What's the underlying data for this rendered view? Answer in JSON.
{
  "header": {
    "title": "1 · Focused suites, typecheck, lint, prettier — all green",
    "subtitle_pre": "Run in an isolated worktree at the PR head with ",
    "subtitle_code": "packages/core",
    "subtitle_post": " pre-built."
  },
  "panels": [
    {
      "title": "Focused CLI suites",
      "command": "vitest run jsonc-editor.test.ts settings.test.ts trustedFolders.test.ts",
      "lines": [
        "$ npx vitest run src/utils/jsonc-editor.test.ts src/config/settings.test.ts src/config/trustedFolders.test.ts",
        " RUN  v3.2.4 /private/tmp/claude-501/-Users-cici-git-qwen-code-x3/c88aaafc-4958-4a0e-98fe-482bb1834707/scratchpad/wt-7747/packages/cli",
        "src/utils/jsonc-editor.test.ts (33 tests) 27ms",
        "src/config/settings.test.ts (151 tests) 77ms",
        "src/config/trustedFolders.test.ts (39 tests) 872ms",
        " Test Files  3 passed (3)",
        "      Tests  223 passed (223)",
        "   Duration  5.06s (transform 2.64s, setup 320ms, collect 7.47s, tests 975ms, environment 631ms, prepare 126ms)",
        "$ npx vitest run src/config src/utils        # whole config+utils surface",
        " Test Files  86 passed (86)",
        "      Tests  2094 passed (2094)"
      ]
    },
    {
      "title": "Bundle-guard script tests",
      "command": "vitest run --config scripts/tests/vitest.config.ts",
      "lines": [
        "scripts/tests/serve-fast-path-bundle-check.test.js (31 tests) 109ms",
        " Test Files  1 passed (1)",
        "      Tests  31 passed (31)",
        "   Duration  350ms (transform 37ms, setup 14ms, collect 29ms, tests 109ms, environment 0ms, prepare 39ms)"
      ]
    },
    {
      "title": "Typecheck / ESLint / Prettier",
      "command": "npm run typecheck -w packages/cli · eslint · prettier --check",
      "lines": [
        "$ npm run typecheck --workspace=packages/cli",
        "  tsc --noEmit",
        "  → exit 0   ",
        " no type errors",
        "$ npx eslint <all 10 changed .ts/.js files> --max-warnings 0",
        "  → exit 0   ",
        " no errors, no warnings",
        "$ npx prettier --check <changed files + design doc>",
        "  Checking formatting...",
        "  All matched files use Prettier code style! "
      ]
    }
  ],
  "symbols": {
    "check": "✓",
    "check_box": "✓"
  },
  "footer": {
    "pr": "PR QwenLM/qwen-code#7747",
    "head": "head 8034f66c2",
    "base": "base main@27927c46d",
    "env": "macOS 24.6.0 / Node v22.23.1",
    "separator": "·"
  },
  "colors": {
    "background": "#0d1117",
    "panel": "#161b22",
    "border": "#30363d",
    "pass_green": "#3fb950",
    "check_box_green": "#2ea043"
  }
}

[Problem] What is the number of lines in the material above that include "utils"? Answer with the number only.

[Expected answer] 3